Gary Cammack has a slick way to plant trees for wildlife habitat and to stabilize cut banks. He uses water pressure and a device he calls a Waterjet Stinger to drill a hole in the soil. He then inserts a willow or cottonwood “stick” harvested from thick stands of established willow and cottonwood trees.
“Normally it’s nearly impossible to get these trees established in heavy gumbo soil,” says Cammack. “With 200 lbs. water pressure, I can blow a hole 4 to 6 ft. deep in the heaviest gumbo in less than a minute. Doing it this way, we’ve had a 50 to 60 percent success rate.”
Cammack suggests the success has to do with the depth of the hole that gets the sticks into subsoil moisture. He likes to have about 3 ft. of stick above ground and at least 4 ft. in the ground. Shallower holes would dry out before the sticks could root.
“We harvest dormant willows and cottonwood from what we call a dog-hair stand,” explains Cammack. “We clip the branches off to get a 6 to 8-ft. stick, 3/4 in. to an inch in diameter at its bottom end. We clip the top at about 3/8 in. diameter.”
Cammack had assistance from the local NRCS in developing the Waterjet Stinger. It uses a gas-powered, high-pressure pump. The Stinger component is a 6-ft. hollow pipe with a T-handle and a stainless steel nozzle. The unit is effective and fast.
“Four of us planted 200 trees in an area in a couple hours one Sunday afternoon,” recalls Cammack. “We went back to one area two years later, and there were enough branches and leaves that we found bird nests.”

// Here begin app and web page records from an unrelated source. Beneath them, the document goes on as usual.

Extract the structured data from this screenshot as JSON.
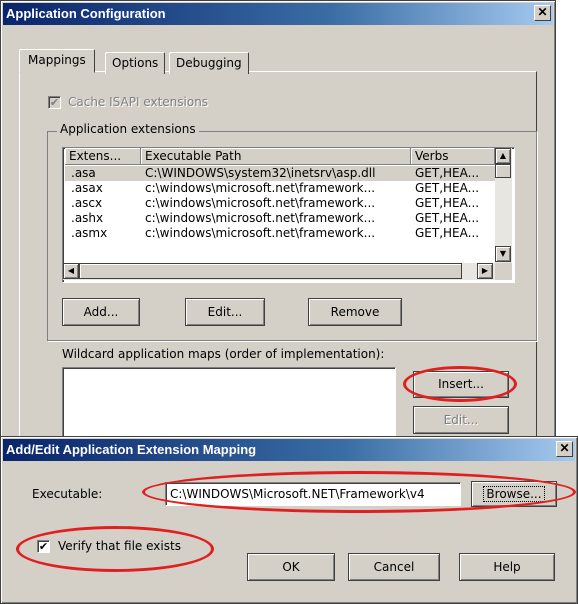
{
  "app_config": {
    "title": "Application Configuration",
    "close_glyph": "✕",
    "tabs": [
      {
        "label": "Mappings"
      },
      {
        "label": "Options"
      },
      {
        "label": "Debugging"
      }
    ],
    "cache_isapi_label": "Cache ISAPI extensions",
    "cache_isapi_checked": true,
    "app_extensions_group": "Application extensions",
    "columns": [
      "Extens...",
      "Executable Path",
      "Verbs"
    ],
    "rows": [
      {
        "ext": ".asa",
        "path": "C:\\WINDOWS\\system32\\inetsrv\\asp.dll",
        "verbs": "GET,HEA..."
      },
      {
        "ext": ".asax",
        "path": "c:\\windows\\microsoft.net\\framework...",
        "verbs": "GET,HEA..."
      },
      {
        "ext": ".ascx",
        "path": "c:\\windows\\microsoft.net\\framework...",
        "verbs": "GET,HEA..."
      },
      {
        "ext": ".ashx",
        "path": "c:\\windows\\microsoft.net\\framework...",
        "verbs": "GET,HEA..."
      },
      {
        "ext": ".asmx",
        "path": "c:\\windows\\microsoft.net\\framework...",
        "verbs": "GET,HEA..."
      }
    ],
    "add_label": "Add...",
    "edit_label": "Edit...",
    "remove_label": "Remove",
    "wildcard_label": "Wildcard application maps (order of implementation):",
    "insert_label": "Insert...",
    "wild_edit_label": "Edit..."
  },
  "mapping_dialog": {
    "title": "Add/Edit Application Extension Mapping",
    "close_glyph": "✕",
    "executable_label": "Executable:",
    "executable_value": "C:\\WINDOWS\\Microsoft.NET\\Framework\\v4",
    "browse_label": "Browse...",
    "verify_label": "Verify that file exists",
    "verify_checked": true,
    "check_glyph": "✔",
    "ok_label": "OK",
    "cancel_label": "Cancel",
    "help_label": "Help"
  },
  "annotation_color": "#e02020"
}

Cammack and his family had no problem finding components as they operate a ranch supply business. He says they can fabricate Waterjet Stingers for others, or he is glad to answer any questions about making and using one. Detailed information about fabricating and using a Waterjet Stinger is also available from the NRCS.